Admittedly, we do have a real problem on our college campuses, and it’s really a reflection of the sexualized society that we live in. I’ll give one example that I witnessed in real life.
Once, a group of college men at my school were accused of assaulting a woman who was a student. But later, it was allegedly revealed that the woman was intoxicated, and that she had already established a sexual relationship with one or more of the students she accused of assaulting her. Furthermore, it was allegedly revealed that she willingly went with them in a similar manner of behavior they used before engaging in sexual activity. Even worse, she was allegedly so intoxicated that one of the persons she allegedly accused wasn’t even at the scene when the sexual activity allegedly occurred. But it was too late, the images of all the students along with their names had already been posted on public news networks. Though one suspect was cleared through a DNA test, since I last heard the case is still ongoing for all of them. And their lives, I am sure, will never be the same again.
But don’t get too comfy in your social outrage over the one incident of alleged false-identification.
In one of my classes, I was sitting with a majority male students–most of them upperclassmen. They were outraged by what happened to the male students before the court determined all of the facts. Already a tweet another outraged student made went viral with a very sexualized and misogynist manifesto essentially saying that the woman was no better than a prostitute who was asking for it. I am glad that I no longer remember the jokes that were told between several of the students in my class (not all of them, mind you). The gross sexual jests that flowed from their mouths showed me up close and personal that modern society contains a real problem with how nonchalantly sexual activity is viewed. Sexism is also a very ugly monster to witness; and I stared at its virile eyes that day and began growing increasingly disgusted with my school, society, and gender population.

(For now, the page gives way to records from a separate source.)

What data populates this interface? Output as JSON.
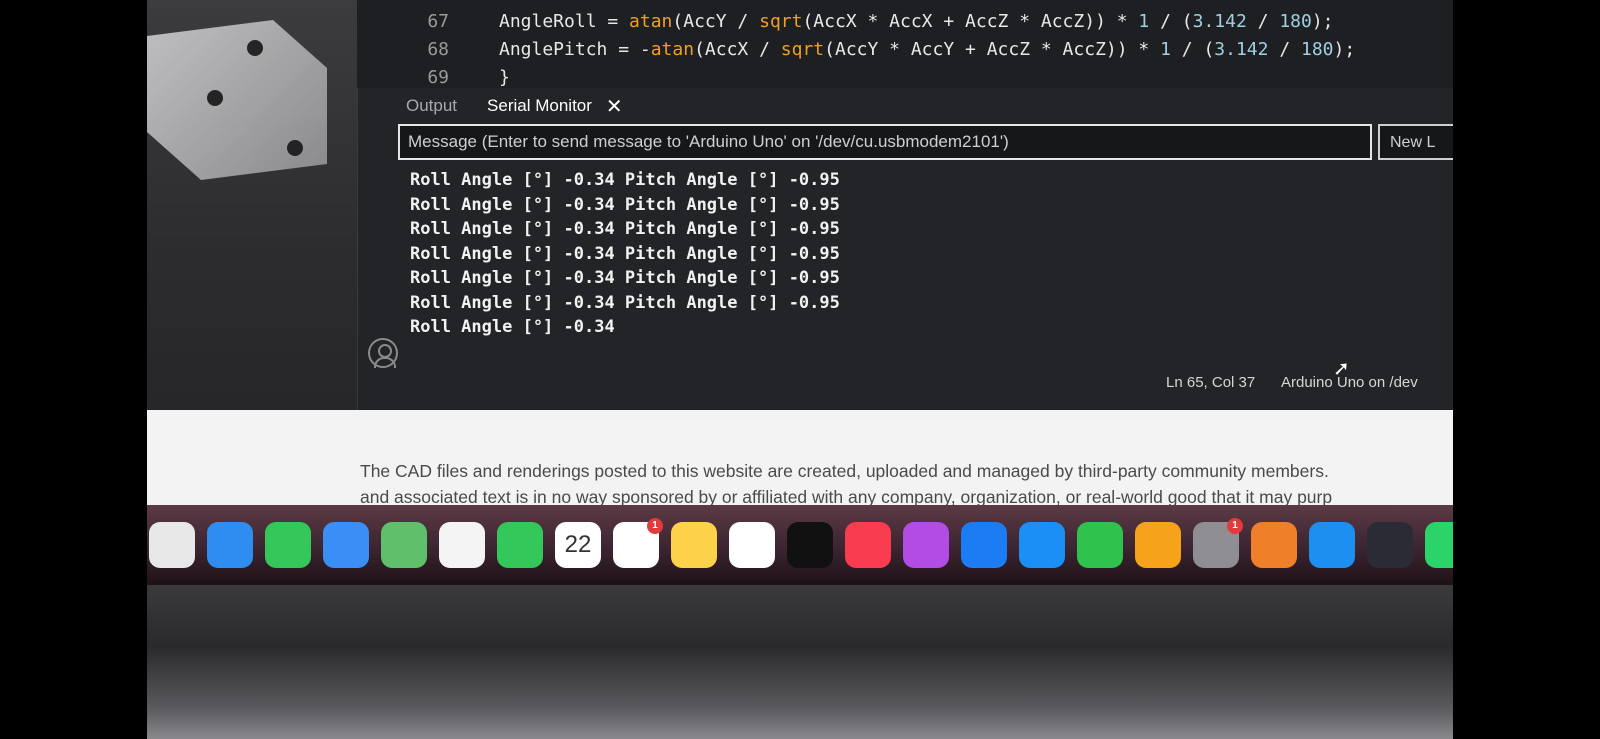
{
  "editor": {
    "lines": [
      {
        "number": "67",
        "code": "AngleRoll = atan(AccY / sqrt(AccX * AccX + AccZ * AccZ)) * 1 / (3.142 / 180);"
      },
      {
        "number": "68",
        "code": "AnglePitch = -atan(AccX / sqrt(AccY * AccY + AccZ * AccZ)) * 1 / (3.142 / 180);"
      },
      {
        "number": "69",
        "code": "}"
      }
    ]
  },
  "panel": {
    "tabs": [
      {
        "label": "Output",
        "active": false
      },
      {
        "label": "Serial Monitor",
        "active": true
      }
    ],
    "close_glyph": "✕",
    "message_placeholder": "Message (Enter to send message to 'Arduino Uno' on '/dev/cu.usbmodem2101')",
    "line_ending": "New L",
    "serial_output": [
      "Roll Angle [°] -0.34 Pitch Angle [°] -0.95",
      "Roll Angle [°] -0.34 Pitch Angle [°] -0.95",
      "Roll Angle [°] -0.34 Pitch Angle [°] -0.95",
      "Roll Angle [°] -0.34 Pitch Angle [°] -0.95",
      "Roll Angle [°] -0.34 Pitch Angle [°] -0.95",
      "Roll Angle [°] -0.34 Pitch Angle [°] -0.95",
      "Roll Angle [°] -0.34"
    ]
  },
  "status": {
    "position": "Ln 65, Col 37",
    "board": "Arduino Uno on /dev"
  },
  "webpage": {
    "disclaimer": "The CAD files and renderings posted to this website are created, uploaded and managed by third-party community members.",
    "disclaimer_line2": "and associated text is in no way sponsored by or affiliated with any company, organization, or real-world good that it may purp"
  },
  "dock": {
    "calendar_day": "22",
    "apps": [
      {
        "name": "chrome-icon",
        "color": "#e8e8e8",
        "badge": ""
      },
      {
        "name": "safari-icon",
        "color": "#2f8cf0",
        "badge": ""
      },
      {
        "name": "messages-icon",
        "color": "#35c759",
        "badge": ""
      },
      {
        "name": "mail-icon",
        "color": "#3a8ef6",
        "badge": ""
      },
      {
        "name": "maps-icon",
        "color": "#5fbf6a",
        "badge": ""
      },
      {
        "name": "photos-icon",
        "color": "#f4f4f4",
        "badge": ""
      },
      {
        "name": "facetime-icon",
        "color": "#34c759",
        "badge": ""
      },
      {
        "name": "calendar-icon",
        "color": "#ffffff",
        "badge": ""
      },
      {
        "name": "reminders-icon",
        "color": "#ffffff",
        "badge": "1"
      },
      {
        "name": "notes-icon",
        "color": "#fbd24a",
        "badge": ""
      },
      {
        "name": "freeform-icon",
        "color": "#ffffff",
        "badge": ""
      },
      {
        "name": "apple-tv-icon",
        "color": "#111111",
        "badge": ""
      },
      {
        "name": "music-icon",
        "color": "#fa3c50",
        "badge": ""
      },
      {
        "name": "podcasts-icon",
        "color": "#b24ce5",
        "badge": ""
      },
      {
        "name": "keynote-icon",
        "color": "#1c7cf4",
        "badge": ""
      },
      {
        "name": "app-store-icon",
        "color": "#1b8ff5",
        "badge": ""
      },
      {
        "name": "numbers-icon",
        "color": "#2fc24c",
        "badge": ""
      },
      {
        "name": "pages-icon",
        "color": "#f6a21b",
        "badge": ""
      },
      {
        "name": "system-settings-icon",
        "color": "#8e8e93",
        "badge": "1"
      },
      {
        "name": "fusion-icon",
        "color": "#f07f2a",
        "badge": ""
      },
      {
        "name": "docker-icon",
        "color": "#1d8ff0",
        "badge": ""
      },
      {
        "name": "atom-icon",
        "color": "#2b2b36",
        "badge": ""
      },
      {
        "name": "whatsapp-icon",
        "color": "#2bd46a",
        "badge": ""
      }
    ]
  }
}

People view sex so perfunctorily in our society that it’s literally become a commodity that one should expect, like having a car with car insurance or a cummerbund on a tux. If you’re of legal age (or not, even), then sex is what you are supposed/assumed to be doing. The survey that I took showed me that the federal government thinks the same way. This societal expectation should not be the reality. The very seriousness of sexual crimes testifies for strong evidence to the potential gravity sexuality has on the lives of human beings. Sex is far more than physical activity; there is a binding of persons on a soulish level within every sexual encounter. Within the binding act itself and the normal biological result of producing human life, sex demands the acknowledgment of its sacredness instead of our modern-day sacrilege.
Because of this we need to be careful with our labels, and we should honor our research on sexual activity with the same measure of respect that we ought to view sexuality itself.
But this demands a heart change…for each and every one of us.